When Sally Krawchuk was an executive at Merrill Lynch, she raised the need for the "thundering herd" of the firm's financial advisors to ensure that discussions with clients meant not just ones with the husbands, but the wives as well.To drive her point home, she pointed out that when male clients died, the firm loses about 50% of those assets when the wife decides that the advisor was only talking to, and focusing on, her husband and decides to find an advisor who finally listens to her and her needs and objectives.Sally left Merrill Lynch and now runs a firm that focuses on the growth of professional women, called Ellevate . We've also seen many female financial advisors leave the old model of focusing on the average affluent client — the 60-year-old male — to focus on the needs of those like them: women who haven't received the respect or focus of their male counterparts.
But is it just a case of lack of respect and focus for female clients that has been the issue, or are there really differences in the financial needs that women have that's significantly different from those of men?Marcia Mantell, author of " What's the Deal with Retirement Planning for Women? " believes that not only do women have different financial planning needs, but they require an approach to that planning process that's significantly different from men.Marcia points out in her book the reality "that 90% of women will be solely responsible for managing finances on their own at some point in their lives."When you add in divorce and the likelihood of outliving a spouse, it becomes very clear that avoiding a direct discussion with the wife could be the "kiss of death" for the financial advisor's ability to maintain and retain those assets when the husband passes on.However, Marcia believes that this not only points out the need for the advisor to think differently, but it requires that the wife think differently as well.

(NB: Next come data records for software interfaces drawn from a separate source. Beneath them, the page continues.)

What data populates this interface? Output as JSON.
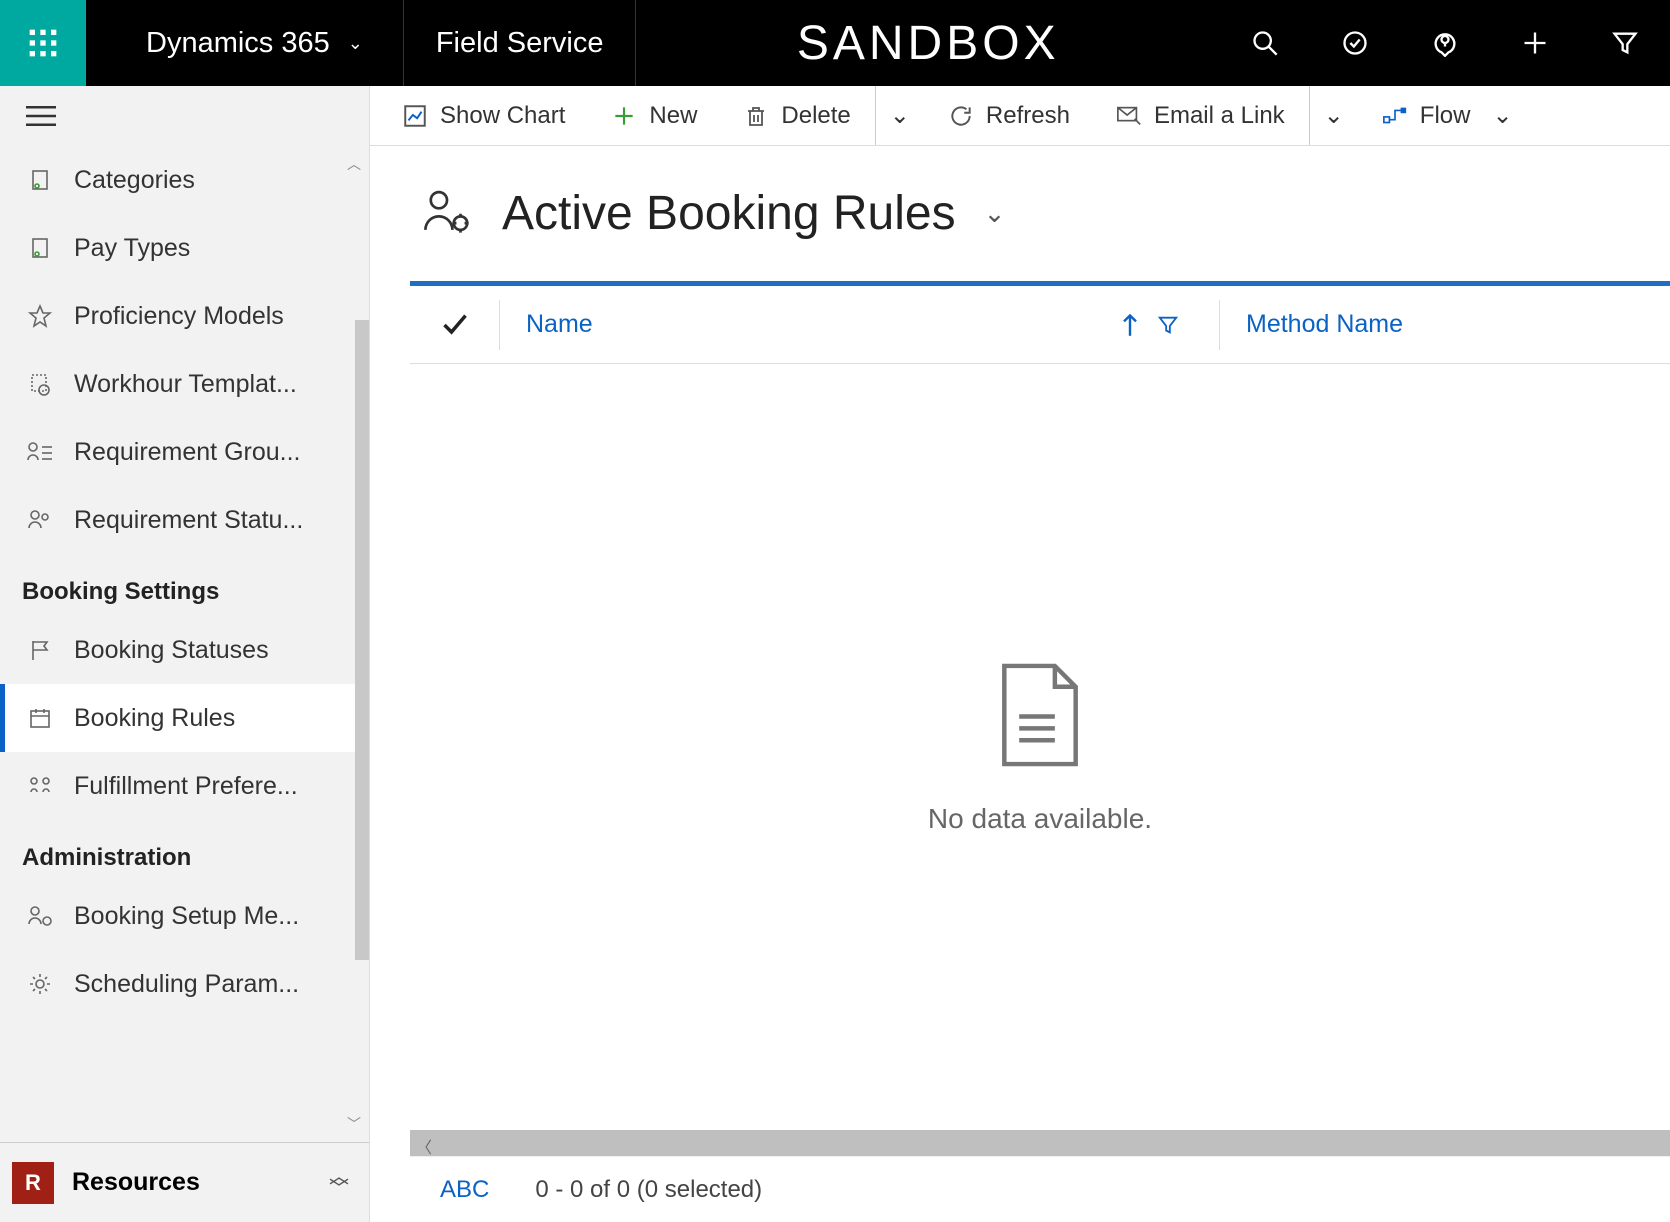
{
  "topbar": {
    "brand": "Dynamics 365",
    "module": "Field Service",
    "environment": "SANDBOX"
  },
  "sidebar": {
    "items_a": [
      {
        "label": "Categories",
        "icon": "doc"
      },
      {
        "label": "Pay Types",
        "icon": "doc"
      },
      {
        "label": "Proficiency Models",
        "icon": "star"
      },
      {
        "label": "Workhour Templat...",
        "icon": "clockdoc"
      },
      {
        "label": "Requirement Grou...",
        "icon": "persongroup"
      },
      {
        "label": "Requirement Statu...",
        "icon": "personstatus"
      }
    ],
    "group_b": "Booking Settings",
    "items_b": [
      {
        "label": "Booking Statuses",
        "icon": "flag"
      },
      {
        "label": "Booking Rules",
        "icon": "calendar",
        "active": true
      },
      {
        "label": "Fulfillment Prefere...",
        "icon": "people"
      }
    ],
    "group_c": "Administration",
    "items_c": [
      {
        "label": "Booking Setup Me...",
        "icon": "persongear"
      },
      {
        "label": "Scheduling Param...",
        "icon": "gear"
      }
    ],
    "area": {
      "badge": "R",
      "name": "Resources"
    }
  },
  "commandbar": {
    "show_chart": "Show Chart",
    "new": "New",
    "delete": "Delete",
    "refresh": "Refresh",
    "email_link": "Email a Link",
    "flow": "Flow"
  },
  "view": {
    "title": "Active Booking Rules"
  },
  "grid": {
    "columns": {
      "name": "Name",
      "method": "Method Name"
    },
    "empty": "No data available.",
    "abc": "ABC",
    "paging": "0 - 0 of 0 (0 selected)"
  }
}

Many wives have fallen into the trap of allowing their husband to control and maintain the relationship with their financial advisor. Marcia says that "women are completely comfortable talking about many 'M-word' topics: their marriages, motherhood and their mothers, merlots and martinis, mammograms and menopause. But bring up money and the conversations screech to a halt. Ask how prepared a woman is for retirement and she can tell you the exact date when she wants to retire, but not how much money she'll need for a 30-year retirement."She feels that this has to change. The realities of living longer, and potentially on their own in retirement, requires that women take a much more proactive approach to planning for their retirement. This includes not only being more active with their financial advisor, but also playing a role in how financial accounts are structured, addressing their credit history and credit score, and creating a "freedom fund."Marcia believes that women have to pay more attention to their financial plans and needs than perhaps they have in the past. She points out some easy ways in which women can do this in her book, while also reminding them of the reasons why it's so necessary.Whether financial advisors will pay particular attention to the financial planning needs of women will be up to them. But the success of their practice may depend upon their ability to do so.